What do you notice first in “African Nude”? We see a woman, wearing only a large necklace, reclining on an overstuffed settee. While her position is similar to the pose found in classic images, the mood is different. The nude in this work, with eyes downcast, appears unhappily submissive and ill at ease amidst the oversize lush plants and gala colors of the background.
Artist James Lesesne Wells had a long career in printmaking. First participating in the Federal Arts Project, which encouraged art making during the Great Depression, he then taught at Howard University in DC for 4 decades. Wells was active in the civil rights movement and often depicted the struggles of African Americans in his work. “African Nude” reflects Wells’s interest in traditional African aesthetics and a commitment to representing African American history. #blackhistorymonth

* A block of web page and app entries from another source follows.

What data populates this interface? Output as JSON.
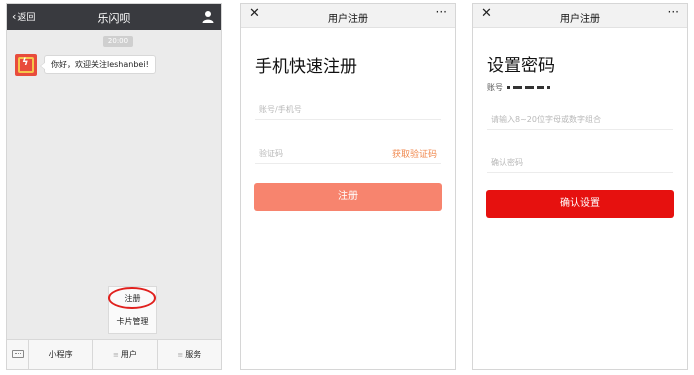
{
  "chat": {
    "back_label": "返回",
    "title": "乐闪呗",
    "timestamp": "20:00",
    "message": "你好，欢迎关注leshanbei!",
    "menu": {
      "item1": "注册",
      "item2": "卡片管理"
    },
    "bottom": {
      "b1": "小程序",
      "b2": "用户",
      "b3": "服务"
    },
    "icons": {
      "user": "user-icon",
      "keyboard": "keyboard-icon",
      "back": "chevron-left-icon",
      "avatar": "leshanbei-logo"
    },
    "colors": {
      "header": "#393a3f",
      "highlight": "#e0201d",
      "avatar": "#e84c3d"
    }
  },
  "register": {
    "title": "用户注册",
    "heading": "手机快速注册",
    "account_placeholder": "账号/手机号",
    "code_placeholder": "验证码",
    "get_code": "获取验证码",
    "submit": "注册",
    "icons": {
      "close": "close-icon",
      "more": "more-icon"
    },
    "colors": {
      "button": "#f7846e",
      "link": "#f08a50"
    }
  },
  "password": {
    "title": "用户注册",
    "heading": "设置密码",
    "account_label": "账号",
    "pwd_placeholder": "请输入8~20位字母或数字组合",
    "confirm_placeholder": "确认密码",
    "submit": "确认设置",
    "icons": {
      "close": "close-icon",
      "more": "more-icon"
    },
    "colors": {
      "button": "#e6110f"
    }
  }
}
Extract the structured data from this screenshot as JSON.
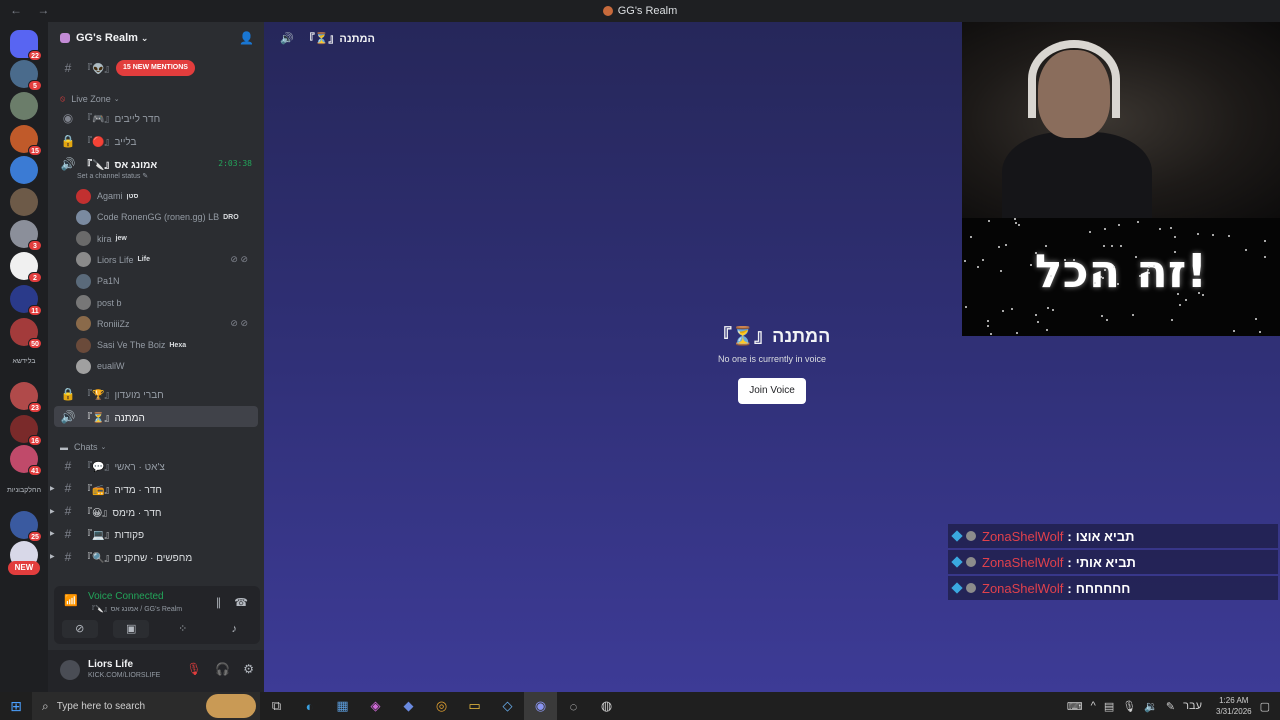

James Lesesne Wells, “African Nude,” 1980, color linocut on Japan paper, National Gallery of Art, Washington, Gift of Jacob Kainen